═════ Provided records ═════

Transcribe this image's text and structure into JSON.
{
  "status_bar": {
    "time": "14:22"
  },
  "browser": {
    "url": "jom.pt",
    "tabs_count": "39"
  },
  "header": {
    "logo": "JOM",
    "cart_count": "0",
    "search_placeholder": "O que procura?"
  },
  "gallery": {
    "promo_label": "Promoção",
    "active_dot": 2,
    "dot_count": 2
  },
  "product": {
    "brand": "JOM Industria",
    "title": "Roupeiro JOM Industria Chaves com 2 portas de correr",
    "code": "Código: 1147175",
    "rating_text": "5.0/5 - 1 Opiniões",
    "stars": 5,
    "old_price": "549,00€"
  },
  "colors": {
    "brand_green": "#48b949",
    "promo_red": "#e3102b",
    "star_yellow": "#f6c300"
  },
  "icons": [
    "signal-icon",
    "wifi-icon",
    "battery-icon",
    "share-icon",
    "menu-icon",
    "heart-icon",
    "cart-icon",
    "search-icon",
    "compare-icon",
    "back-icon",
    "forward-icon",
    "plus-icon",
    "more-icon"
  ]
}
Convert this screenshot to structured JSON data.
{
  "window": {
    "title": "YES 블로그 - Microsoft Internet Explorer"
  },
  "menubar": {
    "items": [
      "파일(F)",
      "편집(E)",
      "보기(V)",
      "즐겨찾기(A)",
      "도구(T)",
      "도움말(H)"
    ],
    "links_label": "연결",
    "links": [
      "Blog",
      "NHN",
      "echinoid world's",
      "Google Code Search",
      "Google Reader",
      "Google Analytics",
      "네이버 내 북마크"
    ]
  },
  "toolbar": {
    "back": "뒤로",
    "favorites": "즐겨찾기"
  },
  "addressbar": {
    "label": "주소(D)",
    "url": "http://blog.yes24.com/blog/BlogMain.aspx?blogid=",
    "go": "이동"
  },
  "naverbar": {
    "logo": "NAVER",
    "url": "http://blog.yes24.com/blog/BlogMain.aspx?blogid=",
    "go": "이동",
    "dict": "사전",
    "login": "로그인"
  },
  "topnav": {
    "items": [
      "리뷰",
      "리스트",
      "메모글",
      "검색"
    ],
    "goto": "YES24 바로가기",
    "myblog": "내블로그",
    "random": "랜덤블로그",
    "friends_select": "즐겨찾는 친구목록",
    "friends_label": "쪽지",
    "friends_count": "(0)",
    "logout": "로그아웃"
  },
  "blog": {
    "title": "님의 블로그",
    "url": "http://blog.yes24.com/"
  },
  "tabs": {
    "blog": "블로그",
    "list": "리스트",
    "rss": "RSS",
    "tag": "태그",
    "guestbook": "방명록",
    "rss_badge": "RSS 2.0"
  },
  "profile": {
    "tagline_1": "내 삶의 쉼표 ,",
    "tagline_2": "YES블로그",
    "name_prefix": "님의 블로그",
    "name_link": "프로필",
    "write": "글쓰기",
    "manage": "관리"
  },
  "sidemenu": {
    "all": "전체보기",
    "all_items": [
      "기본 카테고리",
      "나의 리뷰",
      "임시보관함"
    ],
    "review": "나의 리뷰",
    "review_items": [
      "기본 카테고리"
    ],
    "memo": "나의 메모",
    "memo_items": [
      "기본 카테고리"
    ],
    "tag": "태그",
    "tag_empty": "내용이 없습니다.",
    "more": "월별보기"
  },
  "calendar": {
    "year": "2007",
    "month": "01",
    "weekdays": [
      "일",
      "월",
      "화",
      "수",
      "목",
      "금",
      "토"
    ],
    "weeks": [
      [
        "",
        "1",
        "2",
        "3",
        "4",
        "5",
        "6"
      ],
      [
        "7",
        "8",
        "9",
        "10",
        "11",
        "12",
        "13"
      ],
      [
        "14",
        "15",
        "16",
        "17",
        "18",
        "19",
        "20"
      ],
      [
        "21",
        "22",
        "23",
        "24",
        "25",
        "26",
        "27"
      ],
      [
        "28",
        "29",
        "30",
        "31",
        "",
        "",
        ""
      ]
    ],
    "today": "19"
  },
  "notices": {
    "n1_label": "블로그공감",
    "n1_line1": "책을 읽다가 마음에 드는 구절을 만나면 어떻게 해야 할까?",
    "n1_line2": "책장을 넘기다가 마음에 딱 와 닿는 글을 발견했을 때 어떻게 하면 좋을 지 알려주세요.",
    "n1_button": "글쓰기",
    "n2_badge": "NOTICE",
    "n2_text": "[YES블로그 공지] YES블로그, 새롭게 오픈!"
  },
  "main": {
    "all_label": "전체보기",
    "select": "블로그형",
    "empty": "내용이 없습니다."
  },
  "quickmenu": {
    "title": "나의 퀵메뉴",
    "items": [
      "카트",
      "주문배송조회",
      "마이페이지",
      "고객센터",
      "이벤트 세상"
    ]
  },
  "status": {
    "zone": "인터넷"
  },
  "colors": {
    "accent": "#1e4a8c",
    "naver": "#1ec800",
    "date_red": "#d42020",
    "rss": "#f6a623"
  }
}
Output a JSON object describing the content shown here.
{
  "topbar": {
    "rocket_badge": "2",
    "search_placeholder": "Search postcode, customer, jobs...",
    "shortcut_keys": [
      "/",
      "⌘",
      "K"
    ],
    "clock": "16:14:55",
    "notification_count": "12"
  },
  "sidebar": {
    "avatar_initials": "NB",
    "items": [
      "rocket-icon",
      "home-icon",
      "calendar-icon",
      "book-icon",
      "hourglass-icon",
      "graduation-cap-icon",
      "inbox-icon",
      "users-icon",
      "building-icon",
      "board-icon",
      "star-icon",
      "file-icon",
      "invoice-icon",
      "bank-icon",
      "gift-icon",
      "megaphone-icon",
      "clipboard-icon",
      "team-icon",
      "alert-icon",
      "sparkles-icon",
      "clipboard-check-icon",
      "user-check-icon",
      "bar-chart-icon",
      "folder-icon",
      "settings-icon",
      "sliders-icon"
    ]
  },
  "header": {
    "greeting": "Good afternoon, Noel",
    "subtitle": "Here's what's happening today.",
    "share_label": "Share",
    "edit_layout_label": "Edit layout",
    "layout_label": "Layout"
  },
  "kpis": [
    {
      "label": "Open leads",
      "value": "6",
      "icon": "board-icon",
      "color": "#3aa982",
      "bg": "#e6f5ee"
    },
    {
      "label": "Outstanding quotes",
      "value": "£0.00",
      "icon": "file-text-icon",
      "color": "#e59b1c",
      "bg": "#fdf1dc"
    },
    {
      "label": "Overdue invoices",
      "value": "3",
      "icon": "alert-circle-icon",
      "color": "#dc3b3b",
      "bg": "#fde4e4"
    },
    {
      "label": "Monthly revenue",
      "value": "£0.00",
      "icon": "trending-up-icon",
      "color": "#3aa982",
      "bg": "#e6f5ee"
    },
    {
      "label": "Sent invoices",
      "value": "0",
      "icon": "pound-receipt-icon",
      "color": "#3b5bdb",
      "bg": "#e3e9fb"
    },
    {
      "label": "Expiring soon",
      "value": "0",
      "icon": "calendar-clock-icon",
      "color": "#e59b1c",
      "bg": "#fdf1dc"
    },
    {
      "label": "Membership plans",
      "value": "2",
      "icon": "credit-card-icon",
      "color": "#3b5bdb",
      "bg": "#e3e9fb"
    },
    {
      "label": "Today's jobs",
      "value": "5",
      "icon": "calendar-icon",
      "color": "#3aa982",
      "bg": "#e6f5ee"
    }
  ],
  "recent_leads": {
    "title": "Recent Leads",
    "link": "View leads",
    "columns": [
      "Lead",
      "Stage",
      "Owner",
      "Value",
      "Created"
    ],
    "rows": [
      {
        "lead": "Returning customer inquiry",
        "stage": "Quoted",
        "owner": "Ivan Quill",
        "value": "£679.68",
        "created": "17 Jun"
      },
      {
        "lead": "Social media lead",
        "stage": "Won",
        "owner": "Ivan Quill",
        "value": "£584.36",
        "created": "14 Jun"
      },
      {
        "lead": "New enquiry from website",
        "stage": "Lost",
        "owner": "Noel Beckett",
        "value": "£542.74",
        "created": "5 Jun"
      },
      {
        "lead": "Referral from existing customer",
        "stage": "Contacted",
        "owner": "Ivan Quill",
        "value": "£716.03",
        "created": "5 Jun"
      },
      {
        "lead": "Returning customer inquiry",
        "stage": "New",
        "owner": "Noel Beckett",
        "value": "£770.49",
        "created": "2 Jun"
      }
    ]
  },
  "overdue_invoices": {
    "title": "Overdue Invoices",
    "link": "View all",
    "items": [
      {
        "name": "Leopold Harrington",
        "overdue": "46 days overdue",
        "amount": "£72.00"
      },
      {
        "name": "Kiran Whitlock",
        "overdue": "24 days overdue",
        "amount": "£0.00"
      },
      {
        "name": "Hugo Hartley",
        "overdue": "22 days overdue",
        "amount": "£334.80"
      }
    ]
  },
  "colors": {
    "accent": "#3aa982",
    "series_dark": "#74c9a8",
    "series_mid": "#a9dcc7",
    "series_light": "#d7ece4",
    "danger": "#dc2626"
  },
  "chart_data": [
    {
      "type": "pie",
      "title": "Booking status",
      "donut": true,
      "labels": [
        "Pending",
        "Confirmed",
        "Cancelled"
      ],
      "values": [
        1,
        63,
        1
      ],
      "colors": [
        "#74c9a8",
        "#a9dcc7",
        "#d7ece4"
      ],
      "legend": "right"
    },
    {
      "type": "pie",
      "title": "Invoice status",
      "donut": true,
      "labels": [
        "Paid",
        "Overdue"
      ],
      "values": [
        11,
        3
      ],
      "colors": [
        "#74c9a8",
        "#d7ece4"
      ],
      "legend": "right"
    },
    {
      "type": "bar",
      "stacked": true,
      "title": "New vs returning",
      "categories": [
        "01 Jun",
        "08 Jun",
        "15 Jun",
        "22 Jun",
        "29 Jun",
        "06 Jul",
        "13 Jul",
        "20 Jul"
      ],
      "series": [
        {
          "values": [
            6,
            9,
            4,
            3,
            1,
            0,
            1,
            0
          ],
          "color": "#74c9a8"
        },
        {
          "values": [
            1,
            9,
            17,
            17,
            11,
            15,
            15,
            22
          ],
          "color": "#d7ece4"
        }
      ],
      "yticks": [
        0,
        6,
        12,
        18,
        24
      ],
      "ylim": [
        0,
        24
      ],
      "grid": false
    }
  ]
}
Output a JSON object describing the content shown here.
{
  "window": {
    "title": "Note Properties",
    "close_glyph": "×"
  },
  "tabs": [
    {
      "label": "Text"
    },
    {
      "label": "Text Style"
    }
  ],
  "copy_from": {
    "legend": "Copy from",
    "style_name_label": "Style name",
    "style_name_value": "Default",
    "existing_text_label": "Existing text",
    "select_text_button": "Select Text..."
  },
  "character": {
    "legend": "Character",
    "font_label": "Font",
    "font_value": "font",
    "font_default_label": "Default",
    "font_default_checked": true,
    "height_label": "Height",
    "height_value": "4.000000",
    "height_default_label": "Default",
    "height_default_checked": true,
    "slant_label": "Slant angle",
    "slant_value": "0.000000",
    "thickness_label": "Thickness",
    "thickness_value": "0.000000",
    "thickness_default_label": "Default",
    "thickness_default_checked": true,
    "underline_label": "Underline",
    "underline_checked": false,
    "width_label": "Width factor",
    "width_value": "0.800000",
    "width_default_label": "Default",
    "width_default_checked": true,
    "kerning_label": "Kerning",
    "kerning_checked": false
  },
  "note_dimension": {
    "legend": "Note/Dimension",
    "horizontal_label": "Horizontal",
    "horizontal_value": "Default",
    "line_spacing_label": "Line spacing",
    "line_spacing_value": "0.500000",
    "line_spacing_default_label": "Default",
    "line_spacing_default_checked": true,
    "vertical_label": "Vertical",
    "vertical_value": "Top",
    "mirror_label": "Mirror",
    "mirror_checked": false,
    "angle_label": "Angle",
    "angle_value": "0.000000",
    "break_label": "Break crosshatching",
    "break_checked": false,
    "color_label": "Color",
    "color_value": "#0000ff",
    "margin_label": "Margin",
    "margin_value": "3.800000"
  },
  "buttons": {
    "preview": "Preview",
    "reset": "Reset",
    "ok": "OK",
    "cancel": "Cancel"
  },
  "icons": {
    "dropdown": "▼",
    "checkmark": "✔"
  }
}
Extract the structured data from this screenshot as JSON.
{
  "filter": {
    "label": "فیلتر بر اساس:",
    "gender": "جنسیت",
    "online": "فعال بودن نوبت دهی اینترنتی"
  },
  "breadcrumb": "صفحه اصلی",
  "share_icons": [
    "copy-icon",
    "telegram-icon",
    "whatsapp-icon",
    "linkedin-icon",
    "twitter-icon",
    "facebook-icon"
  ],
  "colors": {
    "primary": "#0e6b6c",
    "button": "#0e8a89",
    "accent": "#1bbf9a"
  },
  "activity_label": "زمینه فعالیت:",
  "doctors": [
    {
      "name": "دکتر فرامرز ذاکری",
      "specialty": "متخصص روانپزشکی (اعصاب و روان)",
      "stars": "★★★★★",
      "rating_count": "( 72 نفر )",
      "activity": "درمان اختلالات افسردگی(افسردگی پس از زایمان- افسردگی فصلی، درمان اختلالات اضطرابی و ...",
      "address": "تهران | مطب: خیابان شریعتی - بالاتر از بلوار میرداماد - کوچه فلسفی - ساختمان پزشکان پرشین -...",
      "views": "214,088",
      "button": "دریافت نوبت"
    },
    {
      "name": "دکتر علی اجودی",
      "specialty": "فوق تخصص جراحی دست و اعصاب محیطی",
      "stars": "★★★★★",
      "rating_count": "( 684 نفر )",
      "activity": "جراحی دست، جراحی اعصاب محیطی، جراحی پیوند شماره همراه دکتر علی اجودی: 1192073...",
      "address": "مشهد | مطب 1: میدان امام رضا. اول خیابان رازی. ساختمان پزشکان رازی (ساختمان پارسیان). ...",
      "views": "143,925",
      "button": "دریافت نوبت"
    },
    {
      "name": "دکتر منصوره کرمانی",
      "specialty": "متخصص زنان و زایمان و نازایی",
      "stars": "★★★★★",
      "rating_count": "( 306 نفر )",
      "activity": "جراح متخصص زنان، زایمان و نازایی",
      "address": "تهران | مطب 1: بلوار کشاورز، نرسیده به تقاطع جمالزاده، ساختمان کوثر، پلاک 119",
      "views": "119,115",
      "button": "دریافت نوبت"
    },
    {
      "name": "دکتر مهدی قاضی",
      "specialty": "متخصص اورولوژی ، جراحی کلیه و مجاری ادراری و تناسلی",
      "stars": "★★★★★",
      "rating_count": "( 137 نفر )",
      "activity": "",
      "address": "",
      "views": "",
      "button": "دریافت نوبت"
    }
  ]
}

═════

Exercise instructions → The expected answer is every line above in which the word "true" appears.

Result of this task →
      "donut": true,
      "donut": true,
      "stacked": true,
    "font_default_checked": true,
    "height_default_checked": true,
    "thickness_default_checked": true,
    "width_default_checked": true,
    "line_spacing_default_checked": true,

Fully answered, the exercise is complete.